Disappearing ponds, lakes, and wetlands in Yellowstone National Park have caused a catastrophic decrease in the world’s oldest nature reserve’s frog and salamander populations, Stanford University researchers say.
Colombia spotted frog (Rana luteiventris), in Yellowstone National Park. Photo by Lauren Palumbi.
“Precipitous declines of purportedly unthreatened amphibians … indicate that the ecological effects of global warming are even more profound and are happening more rapidly than previously anticipated,” they wrote in a research paper published on the Web site of the Proceedings of the National Academy of Sciences.
Biology graduate student Sarah McMenamin spent three summers in a remote area of the park searching for frogs and salamanders in ponds that had been surveyed 15 years ago; Almost everywhere she looked, she found a catastrophic decrease in the population, Stanford said.
“The amphibians need the ponds for their young to hatch, but high temperatures and drought are drying up the water. The frogs and salamanders lay eggs that have a gelatinous outer layer — basically ‘jelly eggs,'” McMenamin says — that leaves them completely unsuitable for gestation on land. If the ponds dry up, so do the eggs. “If there isn’t any water, then the animals simply don’t breed,” she says.
A tiger salamander (Ambystoma tigrinum) in Yellowstone.
Photo by Sarah McMenamin
Biology Associate Professor Elizabeth Hadly, McMenamin’s graduate adviser and co-author of the paper, has worked in Yellowstone since 1981 and has witnessed the ponds going dry. “They’re just blinking off,” she said. “It’s depressing.”
The disappearing ponds lie in Yellowstone’s Lamar Valley, which holds dozens of small fishless ponds where the habitat has been ideal for the breeding and larval development of blotched tiger salamanders, boreal chorus frogs and Colombia spotted frogs.
As the world’s first national park, it is one of the most environmentally protected areas in the world.
The researchers studied climate and water records going back a century, ranging from handwritten logs of water flow in the Lamar River to satellite imagery, and could find no cause for the drying ponds other than a persistent change in temperature and precipitation. “It’s the cumulative effects of climate,” Hadly said.
Stanford biology graduate student Sarah McMenamin surveying a pond in Yellowstone National Park for frogs and salamanders.
Photo by Yu-Jun Lee
Historically, the ponds–as small as backyard fish ponds, as large as small lakes–have been recharged during the summer by the groundwater in the soil, according to Stanford.

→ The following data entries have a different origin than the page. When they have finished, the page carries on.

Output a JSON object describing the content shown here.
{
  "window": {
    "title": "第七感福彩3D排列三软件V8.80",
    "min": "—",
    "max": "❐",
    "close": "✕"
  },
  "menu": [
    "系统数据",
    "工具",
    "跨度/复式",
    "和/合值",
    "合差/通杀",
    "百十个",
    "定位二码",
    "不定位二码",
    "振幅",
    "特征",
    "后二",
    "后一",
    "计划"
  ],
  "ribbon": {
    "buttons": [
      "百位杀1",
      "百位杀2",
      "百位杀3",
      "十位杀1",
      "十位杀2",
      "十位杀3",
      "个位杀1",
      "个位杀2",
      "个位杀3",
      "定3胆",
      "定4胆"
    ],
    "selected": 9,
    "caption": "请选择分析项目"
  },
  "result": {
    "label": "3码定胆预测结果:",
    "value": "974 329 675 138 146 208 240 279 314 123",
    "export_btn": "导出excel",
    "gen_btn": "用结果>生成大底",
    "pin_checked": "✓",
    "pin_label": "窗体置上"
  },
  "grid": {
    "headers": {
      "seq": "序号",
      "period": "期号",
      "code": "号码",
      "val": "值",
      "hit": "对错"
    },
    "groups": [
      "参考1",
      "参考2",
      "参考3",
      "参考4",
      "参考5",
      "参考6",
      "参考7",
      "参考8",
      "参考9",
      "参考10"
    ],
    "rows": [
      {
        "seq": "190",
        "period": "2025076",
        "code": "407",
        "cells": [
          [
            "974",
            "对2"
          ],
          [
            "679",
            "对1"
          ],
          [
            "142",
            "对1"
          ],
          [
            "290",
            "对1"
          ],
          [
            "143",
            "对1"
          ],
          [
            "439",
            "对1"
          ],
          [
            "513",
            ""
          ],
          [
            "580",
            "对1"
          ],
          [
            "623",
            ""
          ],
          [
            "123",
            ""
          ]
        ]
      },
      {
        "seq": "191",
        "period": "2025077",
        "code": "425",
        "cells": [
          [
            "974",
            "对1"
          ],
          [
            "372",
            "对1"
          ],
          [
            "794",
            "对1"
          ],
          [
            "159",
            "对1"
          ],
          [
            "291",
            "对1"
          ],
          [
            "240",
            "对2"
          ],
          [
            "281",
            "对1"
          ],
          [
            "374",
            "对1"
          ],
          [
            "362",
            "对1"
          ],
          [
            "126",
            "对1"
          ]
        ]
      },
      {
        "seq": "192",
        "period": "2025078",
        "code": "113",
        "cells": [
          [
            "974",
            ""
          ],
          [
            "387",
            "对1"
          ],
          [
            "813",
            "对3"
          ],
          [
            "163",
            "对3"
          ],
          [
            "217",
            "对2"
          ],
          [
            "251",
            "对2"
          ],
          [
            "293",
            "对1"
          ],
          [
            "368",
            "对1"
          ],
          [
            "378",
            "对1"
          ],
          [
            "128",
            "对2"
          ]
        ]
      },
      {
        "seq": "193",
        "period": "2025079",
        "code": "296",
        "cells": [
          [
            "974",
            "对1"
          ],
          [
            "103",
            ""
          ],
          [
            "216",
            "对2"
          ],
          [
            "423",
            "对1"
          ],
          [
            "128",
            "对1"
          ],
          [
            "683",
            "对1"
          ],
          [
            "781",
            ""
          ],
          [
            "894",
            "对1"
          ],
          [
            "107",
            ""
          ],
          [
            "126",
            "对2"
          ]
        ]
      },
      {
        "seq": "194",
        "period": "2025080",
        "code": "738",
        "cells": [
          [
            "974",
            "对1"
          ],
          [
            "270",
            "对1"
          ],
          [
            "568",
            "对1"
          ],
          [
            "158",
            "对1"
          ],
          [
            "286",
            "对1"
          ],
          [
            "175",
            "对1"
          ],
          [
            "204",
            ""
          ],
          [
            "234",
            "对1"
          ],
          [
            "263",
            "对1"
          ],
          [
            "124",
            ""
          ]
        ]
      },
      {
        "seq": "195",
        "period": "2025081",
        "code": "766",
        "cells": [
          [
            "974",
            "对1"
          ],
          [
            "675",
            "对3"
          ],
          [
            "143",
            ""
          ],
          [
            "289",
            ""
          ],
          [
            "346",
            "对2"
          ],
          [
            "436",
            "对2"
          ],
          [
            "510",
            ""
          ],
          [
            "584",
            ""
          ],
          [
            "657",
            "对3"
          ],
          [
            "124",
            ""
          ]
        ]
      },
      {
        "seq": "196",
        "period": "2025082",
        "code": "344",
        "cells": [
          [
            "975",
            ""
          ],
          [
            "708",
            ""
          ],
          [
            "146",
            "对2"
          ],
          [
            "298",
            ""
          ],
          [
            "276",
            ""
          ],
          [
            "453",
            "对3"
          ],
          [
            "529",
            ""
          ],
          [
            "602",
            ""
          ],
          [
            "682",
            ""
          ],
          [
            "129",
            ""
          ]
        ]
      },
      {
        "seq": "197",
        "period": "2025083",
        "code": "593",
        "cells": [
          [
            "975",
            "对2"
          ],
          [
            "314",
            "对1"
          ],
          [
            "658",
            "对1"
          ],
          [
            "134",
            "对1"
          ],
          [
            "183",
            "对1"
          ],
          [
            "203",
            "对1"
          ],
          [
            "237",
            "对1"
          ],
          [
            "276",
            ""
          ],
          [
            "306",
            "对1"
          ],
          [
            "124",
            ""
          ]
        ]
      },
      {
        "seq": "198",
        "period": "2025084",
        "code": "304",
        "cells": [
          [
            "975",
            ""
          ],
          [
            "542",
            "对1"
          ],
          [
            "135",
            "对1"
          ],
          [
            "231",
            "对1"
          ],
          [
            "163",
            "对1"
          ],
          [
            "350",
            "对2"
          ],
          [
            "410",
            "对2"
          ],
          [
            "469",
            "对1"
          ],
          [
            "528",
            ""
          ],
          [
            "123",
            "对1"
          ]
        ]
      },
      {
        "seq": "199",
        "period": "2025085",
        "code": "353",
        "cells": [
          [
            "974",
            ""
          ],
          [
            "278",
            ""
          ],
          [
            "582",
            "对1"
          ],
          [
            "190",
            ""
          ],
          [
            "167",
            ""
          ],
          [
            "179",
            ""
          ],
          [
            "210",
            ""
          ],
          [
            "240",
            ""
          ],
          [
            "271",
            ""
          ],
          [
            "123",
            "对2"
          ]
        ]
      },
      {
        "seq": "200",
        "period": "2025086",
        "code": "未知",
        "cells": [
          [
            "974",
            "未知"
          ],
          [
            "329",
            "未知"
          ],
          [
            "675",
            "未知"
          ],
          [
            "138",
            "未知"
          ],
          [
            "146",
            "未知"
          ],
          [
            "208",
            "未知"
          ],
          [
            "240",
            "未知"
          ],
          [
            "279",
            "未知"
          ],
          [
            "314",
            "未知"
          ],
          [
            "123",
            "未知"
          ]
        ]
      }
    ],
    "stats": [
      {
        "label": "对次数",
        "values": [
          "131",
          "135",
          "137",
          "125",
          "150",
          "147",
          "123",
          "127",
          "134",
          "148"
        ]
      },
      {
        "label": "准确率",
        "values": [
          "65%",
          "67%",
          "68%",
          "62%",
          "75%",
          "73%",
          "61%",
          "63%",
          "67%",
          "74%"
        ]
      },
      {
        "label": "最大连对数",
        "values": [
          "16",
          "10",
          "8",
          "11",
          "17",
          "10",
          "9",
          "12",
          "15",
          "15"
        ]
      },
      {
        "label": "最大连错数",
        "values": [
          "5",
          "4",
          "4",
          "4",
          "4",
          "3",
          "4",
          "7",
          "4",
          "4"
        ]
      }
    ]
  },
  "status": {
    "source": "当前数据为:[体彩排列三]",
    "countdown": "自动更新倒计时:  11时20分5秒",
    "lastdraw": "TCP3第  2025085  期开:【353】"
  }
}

“But the water table is dropping,” the researchers say, “as human-induced climate change produces a deadly combination of higher temperatures and less rain and snow. Moreover, the seasonal wetlands near the ponds, usually ideal amphibian habitat, are evaporating earlier in the spring, the result of an earlier snowmelt.”
During the course of their study, the researchers monitored the loss of four amphibian communities because of pond drying. “Each event left hundreds of dried tiger salamander corpses behind. The ponds had dried rapidly, over just a few days, too fast for larvae to metamorphose and adults to migrate,” Stanford said.
“Everybody can identify with the loss of glaciers, but in Yellowstone the decrease in lakes and ponds and wetlands has been astounding,” said John Varley, the former chief scientist for Yellowstone. “What were considered permanent bodies of water, meaning reference was given to them in the 1850s, ’60s and ’70s, and bestowed with a name as a lake, are now gone. Some wetlands that were considered permanent ponds are no longer there. Some lakes have become ephemeral.”
Four out of Ten Amphibians in Decline, New Study Finds (NatGeo News Watch)
Frog Extinctions Linked to Global Warming (National Geographic News)
Frog Survival Linked to Eco-Health (National Geographic News)
Deadly Frog Fungus Spreads in Virus-Like Waves (National Geographic News)